Jean Berger (1909 – 2002) was a German-born American pianist, composer, and music educator. Born Arthur Schlossberg in the city of Hamm in Westphalia, his initial musical studies were taken at the Universities of Vienna and Heidelberg. The rising influence of the Nazi Party and its persecution of Jews drove the young Schlossberg to Paris in 1933, where he took the French name Jean Berger. An accomplished pianist and emerging conductor as well, he embarked on concert tours throughout the 1930’s, ending up in the United States in 1941. Berger’s initial plan was to return to Paris when World War II ended, but the musical atmosphere and opportunities in the U.S. proved attractive enough that he became an American citizen in 1943 and made this country his permanent home. In 1948, Berger began an illustrious career as an educator, teaching music at Middlebury College, the University of Illinois, and the University of Colorado. He retiring from full-time teaching in 1970, but continued to compose as well as lecture and guest-conduct throughout the world. His composing skills – particularly in writing for choral groups – were in evidence as far back as 1937, and came into full flower once he settled in the U.S. His catalog of choral works is extensive and his music has long been a favorite with amateur and school groups as well as professional ensembles.

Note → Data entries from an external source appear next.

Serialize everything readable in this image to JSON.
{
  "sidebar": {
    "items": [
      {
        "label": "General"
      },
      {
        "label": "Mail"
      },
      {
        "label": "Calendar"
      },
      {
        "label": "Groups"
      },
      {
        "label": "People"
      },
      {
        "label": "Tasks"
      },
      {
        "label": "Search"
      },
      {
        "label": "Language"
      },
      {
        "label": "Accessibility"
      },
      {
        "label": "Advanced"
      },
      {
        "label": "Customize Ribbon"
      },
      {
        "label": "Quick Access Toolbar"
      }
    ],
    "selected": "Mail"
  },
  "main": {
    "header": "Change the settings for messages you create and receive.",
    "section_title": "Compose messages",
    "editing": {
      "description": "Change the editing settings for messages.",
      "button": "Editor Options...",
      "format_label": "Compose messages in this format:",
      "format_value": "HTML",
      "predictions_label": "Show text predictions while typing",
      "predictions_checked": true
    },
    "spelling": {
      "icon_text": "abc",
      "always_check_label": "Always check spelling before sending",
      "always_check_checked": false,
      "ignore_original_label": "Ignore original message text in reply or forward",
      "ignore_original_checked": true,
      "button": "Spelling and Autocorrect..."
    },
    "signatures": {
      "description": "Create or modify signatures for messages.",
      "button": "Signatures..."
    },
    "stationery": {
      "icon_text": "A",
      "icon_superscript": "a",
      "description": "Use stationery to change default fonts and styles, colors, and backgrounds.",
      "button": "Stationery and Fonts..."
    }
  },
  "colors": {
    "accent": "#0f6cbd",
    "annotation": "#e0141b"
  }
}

His style is accessible but always fresh, and his vocal writing displays a masterful sensitivity to the rhythms and emotions of the text. The Six Madrigals were composed in 1958. The madrigal form of choral song, where secular texts are sung by unaccompanied voices in two or more parts, had its heyday in the Renaissance period, but has been used by composers up to the present day. Berger has chosen poems written during the Renaissance and placed his unique musical stamp on them. Philip Sidney’s “My True-Love Hath My Heart” is set as a light-hearted romp with a melody which rises and plummets with the passion of young love. In “I Find No Peace”, the anguished turmoil and despair of Wyatt’s narrator is showcased by the composer’s stark music. “Art Thou That She” reflects the poem’s by alternating a chorale texture for the questions with scurrying canonic writing for the impatient answers. John Skelton’s litany of gardenly praise “To Mistress Isabel” is given a light-hearted, chattering flavor. Lost Is “My Quiet” is a sudden return to a very somber mood – slow steps in the bass give way to forlorn scales and dissonant leaps reflecting the narrator’s tale of lost love. The final poem, George Peele’s “Harvester’s Song” is a tribute to earthly love, and Berger makes the most of it with joyous harmonies and rhythmic excitement – no polyphonic complexities, just an ensemble romp which ends on a sunny note.
Program notes by Barry Singer